by Charles Florman
The importance of a user friendly interface is unquestionable today and few people can deny this. I personally think that we have the touch interface (and Apple) to thank for that. Developers have realized that a well-developed interface together with touch can feel very natural if it’s executed well. Even my 20 month old niece is swiping and tapping the iPad like she was born for it, and that is something extraordinary.
It is an exciting time we are living in, but it is also challenging. Over the years, user behavior has changed dramatically. If an app doesn’t look good and/or isn’t user friendly, then the user will delete it and move on to another app and you will never see that user again. The same phenomenon is true for Web sites today. If the site doesn’t make an immediately good impression, then the user will switch to another site quicker than the time he took to enter. And there, you get a bounce.
The vast array of options we have today has made users picky, and they ought to be. Today, there is no reason for them to settle for something that isn’t focused on creating that all-rounded experience. It’s not only about delivering content, it’s about delivering the right content in the best possible, most user-friendly way—that is the key to convincing your user stay on your site longer and to come back again.

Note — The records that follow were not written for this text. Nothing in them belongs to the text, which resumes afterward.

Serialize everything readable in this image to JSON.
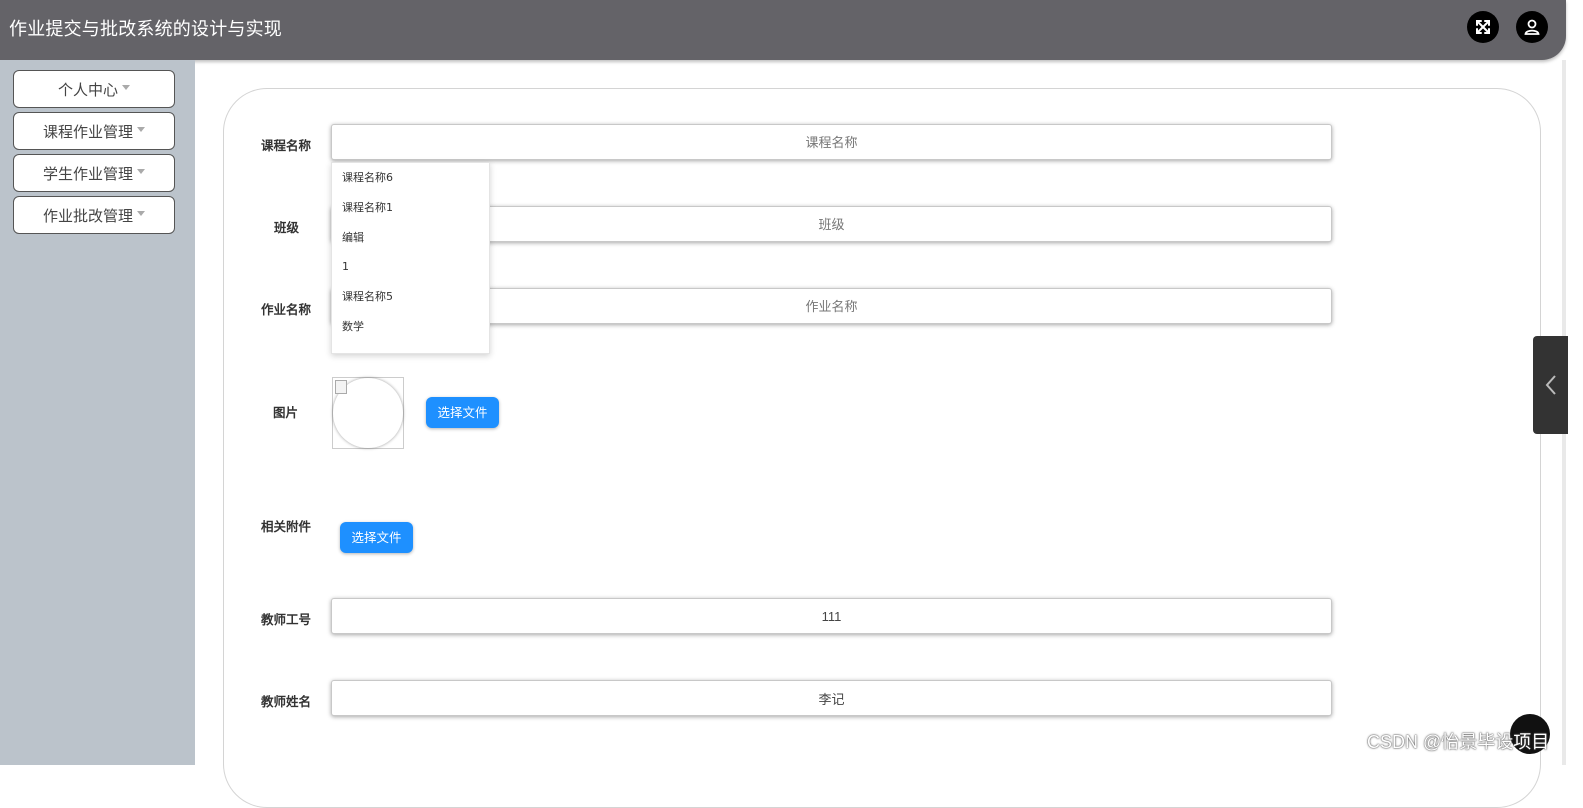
{
  "header": {
    "title": "作业提交与批改系统的设计与实现"
  },
  "sidebar": {
    "items": [
      {
        "label": "个人中心"
      },
      {
        "label": "课程作业管理"
      },
      {
        "label": "学生作业管理"
      },
      {
        "label": "作业批改管理"
      }
    ]
  },
  "form": {
    "course_name": {
      "label": "课程名称",
      "placeholder": "课程名称",
      "value": ""
    },
    "class": {
      "label": "班级",
      "placeholder": "班级",
      "value": ""
    },
    "homework_name": {
      "label": "作业名称",
      "placeholder": "作业名称",
      "value": ""
    },
    "image": {
      "label": "图片",
      "button": "选择文件"
    },
    "attachment": {
      "label": "相关附件",
      "button": "选择文件"
    },
    "teacher_id": {
      "label": "教师工号",
      "value": "111"
    },
    "teacher_name": {
      "label": "教师姓名",
      "value": "李记"
    }
  },
  "autocomplete": {
    "options": [
      "课程名称6",
      "课程名称1",
      "编辑",
      "1",
      "课程名称5",
      "数学"
    ]
  },
  "watermark": "CSDN @怡景毕设项目",
  "colors": {
    "topbar": "#646368",
    "sidebar": "#bbc3cb",
    "primary_button": "#1e90ff"
  }
}
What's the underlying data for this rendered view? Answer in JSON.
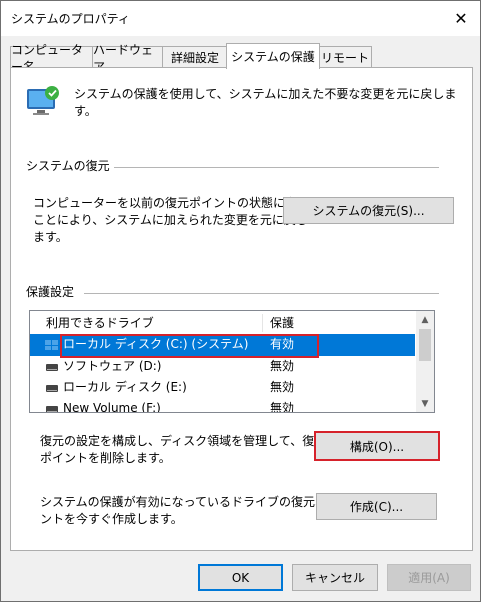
{
  "window": {
    "title": "システムのプロパティ"
  },
  "tabs": [
    {
      "label": "コンピューター名"
    },
    {
      "label": "ハードウェア"
    },
    {
      "label": "詳細設定"
    },
    {
      "label": "システムの保護"
    },
    {
      "label": "リモート"
    }
  ],
  "intro": {
    "line1": "システムの保護を使用して、システムに加えた不要な変更を元に戻しま",
    "line2": "す。"
  },
  "restore": {
    "heading": "システムの復元",
    "line1": "コンピューターを以前の復元ポイントの状態に戻す",
    "line2": "ことにより、システムに加えられた変更を元に戻し",
    "line3": "ます。",
    "button": "システムの復元(S)..."
  },
  "protection": {
    "heading": "保護設定",
    "columns": {
      "drive": "利用できるドライブ",
      "protect": "保護"
    },
    "drives": [
      {
        "name": "ローカル ディスク (C:) (システム)",
        "status": "有効"
      },
      {
        "name": "ソフトウェア (D:)",
        "status": "無効"
      },
      {
        "name": "ローカル ディスク (E:)",
        "status": "無効"
      },
      {
        "name": "New Volume (F:)",
        "status": "無効"
      }
    ]
  },
  "configure": {
    "line1": "復元の設定を構成し、ディスク領域を管理して、復元",
    "line2": "ポイントを削除します。",
    "button": "構成(O)..."
  },
  "create": {
    "line1": "システムの保護が有効になっているドライブの復元ポイ",
    "line2": "ントを今すぐ作成します。",
    "button": "作成(C)..."
  },
  "footer": {
    "ok": "OK",
    "cancel": "キャンセル",
    "apply": "適用(A)"
  },
  "colors": {
    "selection": "#0078d7",
    "highlight": "#d6222b"
  }
}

It’s very cheap to discover mistakes early in the process and its very expensive to discover them late.
These are two important things that you can (should) do to improve the user experience and get your users to stay on your site:
- Understand the user when developing. Do research about your customers and the market! You need to know what your customers are looking for so you can give them the information that is relevant to them. Ask yourself: Is the content relevant and of quality to your users? This is especially so when the users come in to a site based on a search keyword—the user needs to find what he’s looking for immediately or he’ll leave as quickly as he entered.
- Never assume anything. You will truly realize how different users interpret the logic of the interface when you conduct user testing. In fact we did user testing on different airline sites last week. One of several things that we found was that some sites assume that the user will search for the city that they want to travel to and that is a dangerous and costly assumption. The test showed that users searched for the country and expected to see the available destinations for that country. Seeing no results, these users assumed the airline doesn’t fly to that specific country and ended up leaving the site. You can see in the screenshots below how easy it is to lose a customer just because you haven’t done user testing to find out how they actually interact with your site.
Poor search functionality on this airline’s site leads users to believe that the airline doesn’t fly to Thailand, which it does. Learn more about the capabilities of our Consumer Experience Lab at our Web site.
You should always do testing and you should start early in the development process. It’s very cheap to discover mistakes early in the process and its very expensive to discover them late. Do testing on simple prototypes and you will always find problems. Check out popapp to see how easy it can be to test an interface in an early stage.
There will always be issues that need to be solved. Finding the same problem in a late stage when the site is almost finished will cost you a fortune in both time and money. Do user testing right—and early—and you shouldn’t have to do anything more than refining small details in the late stages. Your users and clients will thank you for it.
How high is your bounce rate? Are you delivering a user friendly interface and experience to your customers today? If you don’t know the answers to these questions, please do get in touch. We have to tools, expertise and passion to help.